For healthcare workers with a bent for business and management savvy, becoming a medical and health services manager can be a great way to advance with the help of a master’s degree. Coming from a clinical area, experienced healthcare workers who want to move away from the clinical setting into a higher paying position outside patient care will need to plan for additional education to compete in this field, but as the healthcare sector grows, the Bureau of Labor statistics anticipates a 16% increase in the number of medical and health services management positions between 2008 and 2018, making the investment in time and tuition a strong one for candidates with the right background.
Medical and Health Services Manager Education Degree Requirements
Basic requirements for becoming a medical and health services manager is a bachelor’s degree in a health-related field and significant experience in the healthcare sector. Not only will candidates with experience better understand the problems they are likely to face, but they will also have an easier time gaining the trust of the healthcare professionals they will be managing. Education also counts for a lot, as medical managers need to combine a command of the world of care with management and business principles.
Degrees in healthcare management and administration are available at the bachelor’s, master’s, and doctoral levels through schools of public health, medicine, allied health, public administration, and business administration.
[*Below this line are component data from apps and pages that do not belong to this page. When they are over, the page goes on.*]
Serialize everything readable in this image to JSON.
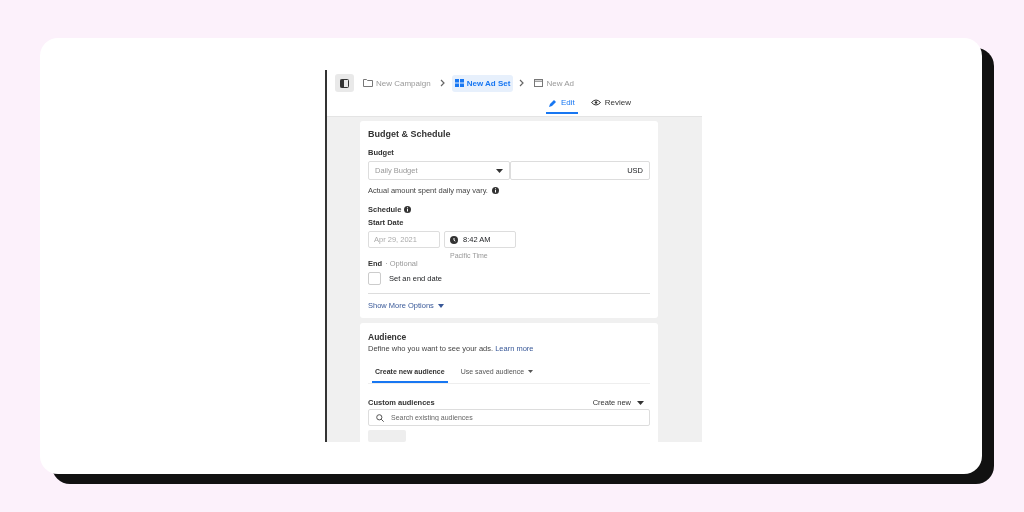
{
  "breadcrumbs": [
    {
      "label": "New Campaign",
      "kind": "folder",
      "selected": false
    },
    {
      "label": "New Ad Set",
      "kind": "grid",
      "selected": true
    },
    {
      "label": "New Ad",
      "kind": "window",
      "selected": false
    }
  ],
  "mode_tabs": [
    {
      "label": "Edit",
      "kind": "pencil",
      "selected": true
    },
    {
      "label": "Review",
      "kind": "eye",
      "selected": false
    }
  ],
  "budget_schedule": {
    "title": "Budget & Schedule",
    "budget_label": "Budget",
    "budget_type": {
      "placeholder": "Daily Budget"
    },
    "amount": {
      "currency": "USD"
    },
    "budget_note": "Actual amount spent daily may vary.",
    "schedule_label": "Schedule",
    "start_date_label": "Start Date",
    "start_date": {
      "placeholder": "Apr 29, 2021"
    },
    "start_time": "8:42 AM",
    "time_zone": "Pacific Time",
    "end_label": "End",
    "end_optional": "· Optional",
    "end_date_checkbox": {
      "label": "Set an end date",
      "checked": false
    },
    "more_options": "Show More Options"
  },
  "audience": {
    "title": "Audience",
    "description": "Define who you want to see your ads.",
    "learn_more": "Learn more",
    "tabs": [
      {
        "label": "Create new audience",
        "dropdown": false,
        "selected": true
      },
      {
        "label": "Use saved audience",
        "dropdown": true,
        "selected": false
      }
    ],
    "custom_audiences_label": "Custom audiences",
    "create_new": "Create new",
    "search": {
      "placeholder": "Search existing audiences"
    }
  }
}
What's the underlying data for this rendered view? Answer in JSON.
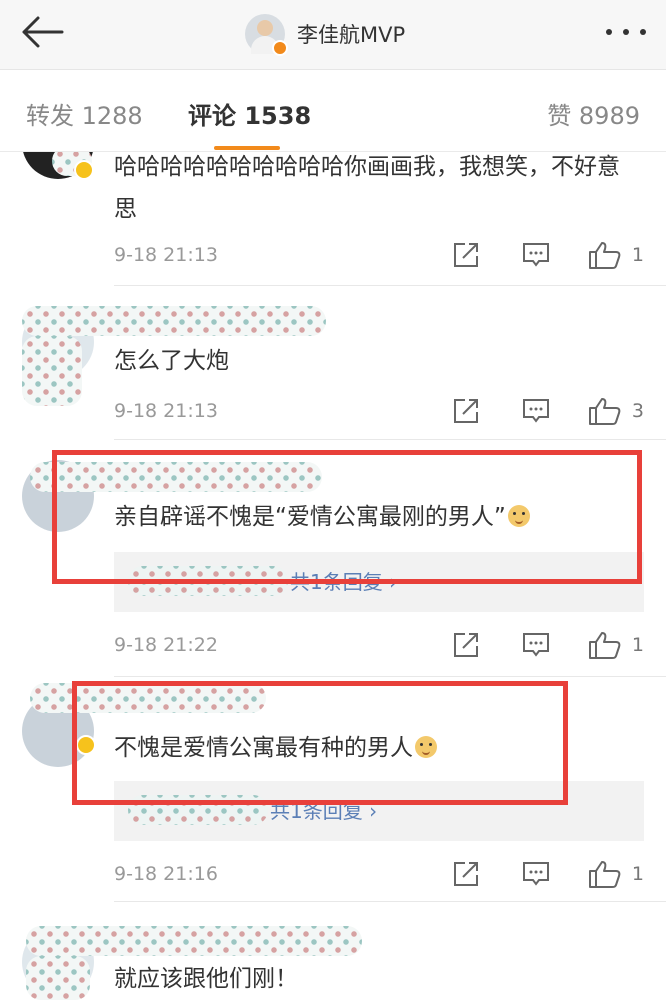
{
  "header": {
    "title": "李佳航MVP",
    "back_icon": "back-arrow-icon",
    "more_icon": "more-dots-icon"
  },
  "tabs": [
    {
      "label": "转发 1288"
    },
    {
      "label": "评论 1538"
    },
    {
      "label": "赞 8989"
    }
  ],
  "colors": {
    "accent": "#f28a1b",
    "highlight": "#e8403a",
    "link": "#5b7fb6"
  },
  "comments": [
    {
      "text": "哈哈哈哈哈哈哈哈哈哈你画画我，我想笑，不好意思",
      "time": "9-18 21:13",
      "likes": "1"
    },
    {
      "text": "怎么了大炮",
      "time": "9-18 21:13",
      "likes": "3"
    },
    {
      "text": "亲自辟谣不愧是“爱情公寓最刚的男人”",
      "time": "9-18 21:22",
      "likes": "1",
      "reply": "共1条回复 ›"
    },
    {
      "text": "不愧是爱情公寓最有种的男人",
      "time": "9-18 21:16",
      "likes": "1",
      "reply": "共1条回复 ›"
    },
    {
      "text": "就应该跟他们刚！"
    }
  ]
}
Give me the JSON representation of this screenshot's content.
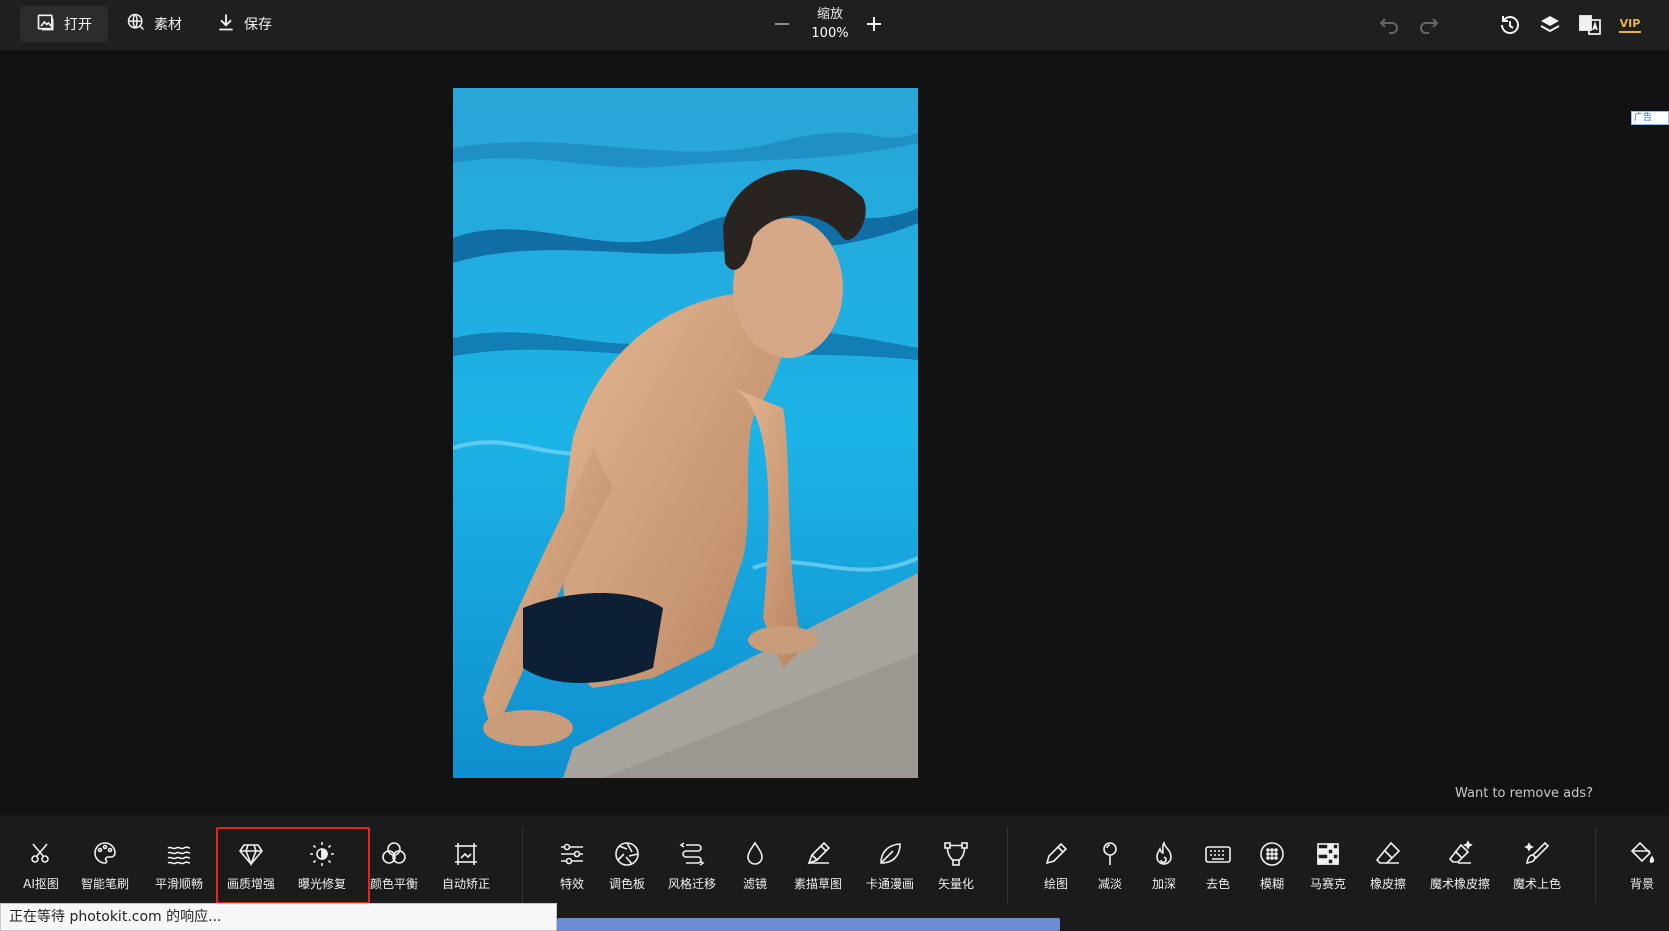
{
  "topbar": {
    "open_label": "打开",
    "assets_label": "素材",
    "save_label": "保存",
    "zoom_label": "缩放",
    "zoom_value": "100%",
    "vip_label": "VIP"
  },
  "ad": {
    "chip_label": "广告",
    "remove_ads_text": "Want to remove ads?"
  },
  "toolbar": {
    "tools": [
      {
        "label": "AI抠图",
        "icon": "scissors-icon"
      },
      {
        "label": "智能笔刷",
        "icon": "palette-icon"
      },
      {
        "label": "平滑顺畅",
        "icon": "waves-icon"
      },
      {
        "label": "画质增强",
        "icon": "diamond-icon"
      },
      {
        "label": "曝光修复",
        "icon": "brightness-icon"
      },
      {
        "label": "颜色平衡",
        "icon": "color-circles-icon"
      },
      {
        "label": "自动矫正",
        "icon": "crop-frame-icon"
      },
      {
        "label": "特效",
        "icon": "sliders-icon"
      },
      {
        "label": "调色板",
        "icon": "aperture-icon"
      },
      {
        "label": "风格迁移",
        "icon": "style-transfer-icon"
      },
      {
        "label": "滤镜",
        "icon": "drop-icon"
      },
      {
        "label": "素描草图",
        "icon": "sketch-pen-icon"
      },
      {
        "label": "卡通漫画",
        "icon": "leaf-icon"
      },
      {
        "label": "矢量化",
        "icon": "vector-nodes-icon"
      },
      {
        "label": "绘图",
        "icon": "pencil-icon"
      },
      {
        "label": "减淡",
        "icon": "dodge-icon"
      },
      {
        "label": "加深",
        "icon": "flame-icon"
      },
      {
        "label": "去色",
        "icon": "keyboard-icon"
      },
      {
        "label": "模糊",
        "icon": "blur-icon"
      },
      {
        "label": "马赛克",
        "icon": "mosaic-icon"
      },
      {
        "label": "橡皮擦",
        "icon": "eraser-icon"
      },
      {
        "label": "魔术橡皮擦",
        "icon": "magic-eraser-icon"
      },
      {
        "label": "魔术上色",
        "icon": "magic-brush-icon"
      },
      {
        "label": "背景",
        "icon": "paint-bucket-icon"
      }
    ]
  },
  "status": {
    "text": "正在等待 photokit.com 的响应..."
  }
}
As of 2008, the Commission on Accreditation of Healthcare Management Education accredited 72 master’s programs in health services administration. For candidates interested in administering a clinical department, experience in the field and a relevant bachelor’s degree are often enough to secure a position.
In addition, managers in nursing and managed care facilities are required to secure appropriate state licensing, which vary by location. Health information managers can also add to bachelor’s or post baccalaureate qualifications with certification as a Registered Health Information Administrator from the American Health Information Management Association.
Becoming a Medical and Health Services Manager: Career Outlook
There are a number of career tracks available in the medical and health services management field. Clinical managers with training in a specific clinical area establish policies, manage budgets, evaluate work quality and coordinate with other managers on behalf of their departments. Health information managers take charge of the security and maintenance of medical records, making sure databases are both complete and accessible while being restricted to authorized viewers. Group practices also require managers to coordinate the workload of physicians and formulate business strategies for the practice group. Practice groups and small hospitals are also more likely to favor candidates with on-the-job experience instead of formal education, and these settings are a good way to enter the field preparatory to formal study.
Additionally, beyond academic credentials, a competitive medical manager needs to be able to balance conflicting demands from patients, physicians, hospital administration, and budgetary concerns to create effective compromises and make tough judgment calls.
In 2008, earnings ranged significantly across the field; managers of large physicians groups earned the most, with a median income of about $105,000, followed by those in general medical and surgical hospitals at $87,000. Managers in outpatient facilities, home healthcare services, and nursing care facilities had median salaries ranging from $70-75,000. If you would like to learn more about how to become a medical and health services manager, request information today from the schools listed throughout our site.